The review concerns modern research techniques of apoptotic cell death in vitro and in vivo. Apoptosis monitoring has been shown to be based on recording characteristic cell changes: integrity loss and depolarization of plasma membrane, phosphatidylserine and phosphatidylethanolamine exposure on cell membrane surface, activation of caspases, mitochondrial membrane depolarization, DNA fragmentation, the changed level of biochemical markers. The major techniques for in vitro apoptosis studies are light and electron microscopy, flow cytometry, fluorescent microscopy, immunohistochemistry, enzyme immunoassay, Western blotting, electrophoresis and TUNEL technique. Currently, noninvasive techniques used to study apoptosis in vivo are of great importance since they are capable of recording the process in tissues, organs and the whole body: positron emission tomography (PET), single-photon emission computed tomography (SPECT), magnetic resonance imaging (MRI), fluorescent spectroscopy, FLIM/FRET-imaging.
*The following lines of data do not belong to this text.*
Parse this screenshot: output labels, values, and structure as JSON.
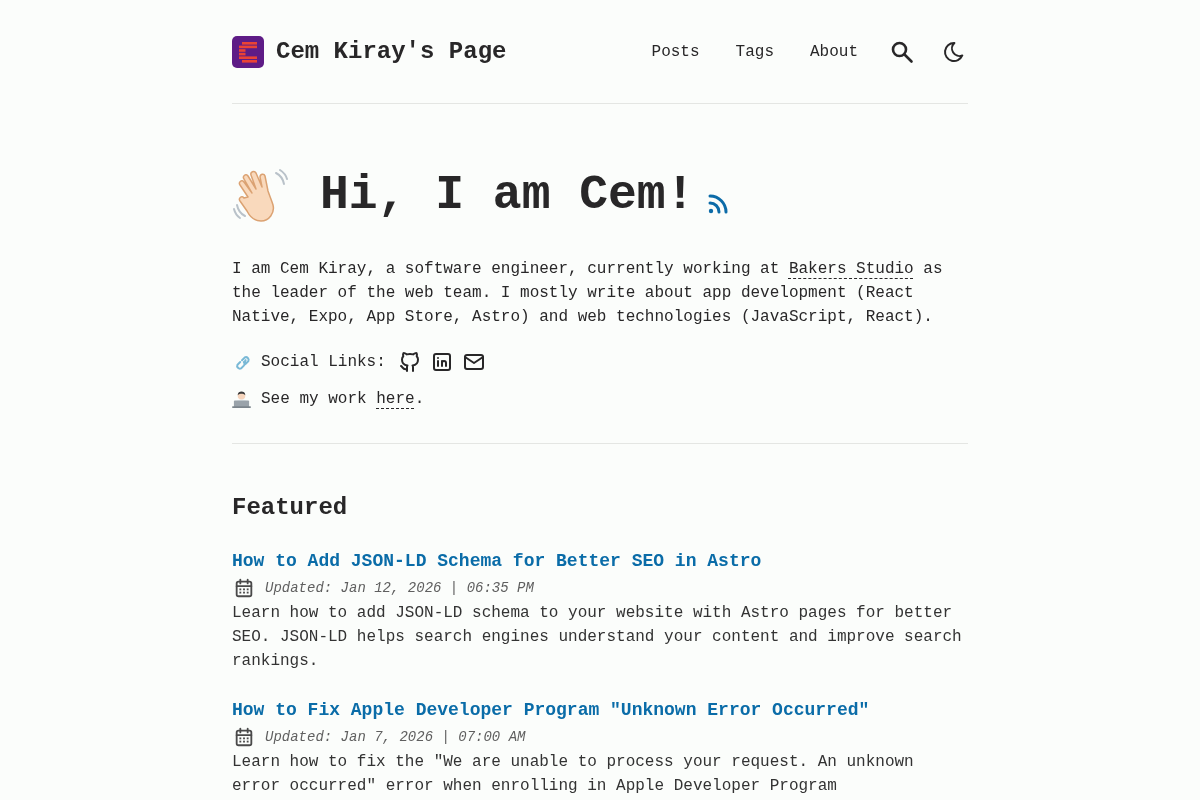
{
  "header": {
    "site_title": "Cem Kiray's Page",
    "nav": [
      {
        "label": "Posts"
      },
      {
        "label": "Tags"
      },
      {
        "label": "About"
      }
    ]
  },
  "hero": {
    "title": "Hi, I am Cem!",
    "intro": [
      {
        "kind": "text",
        "text": "I am Cem Kiray, a software engineer, currently working at "
      },
      {
        "kind": "link",
        "text": "Bakers Studio"
      },
      {
        "kind": "text",
        "text": " as the leader of the web team. I mostly write about app development (React Native, Expo, App Store, Astro) and web technologies (JavaScript, React)."
      }
    ],
    "social_links": {
      "label": "Social Links:"
    },
    "work_note": [
      {
        "kind": "text",
        "text": "See my work "
      },
      {
        "kind": "link",
        "text": "here"
      },
      {
        "kind": "text",
        "text": "."
      }
    ]
  },
  "featured": {
    "heading": "Featured",
    "posts": [
      {
        "title": "How to Add JSON-LD Schema for Better SEO in Astro",
        "date": "Updated: Jan 12, 2026 | 06:35 PM",
        "description": "Learn how to add JSON-LD schema to your website with Astro pages for better SEO. JSON-LD helps search engines understand your content and improve search rankings."
      },
      {
        "title": "How to Fix Apple Developer Program \"Unknown Error Occurred\"",
        "date": "Updated: Jan 7, 2026 | 07:00 AM",
        "description": "Learn how to fix the \"We are unable to process your request. An unknown error occurred\" error when enrolling in Apple Developer Program"
      }
    ]
  }
}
Great attention is paid to the search for contrast agents specific to various molecules of an apoptotic cascade. The nature of apoptotic reactions has been demonstrated to serve as a marker of chemotherapeutic efficiency and help choosing chemotherapy. A combination of several techniques to study apoptotic cell death has been found to gain its popularity, e.g. SPECT and optical imaging, PET and optical imaging, PET and MRI. In the long term, by means of these techniques it will be possible both to determine the disease severity and also assess the treatment efficiency.
- Cytoplasmic membrane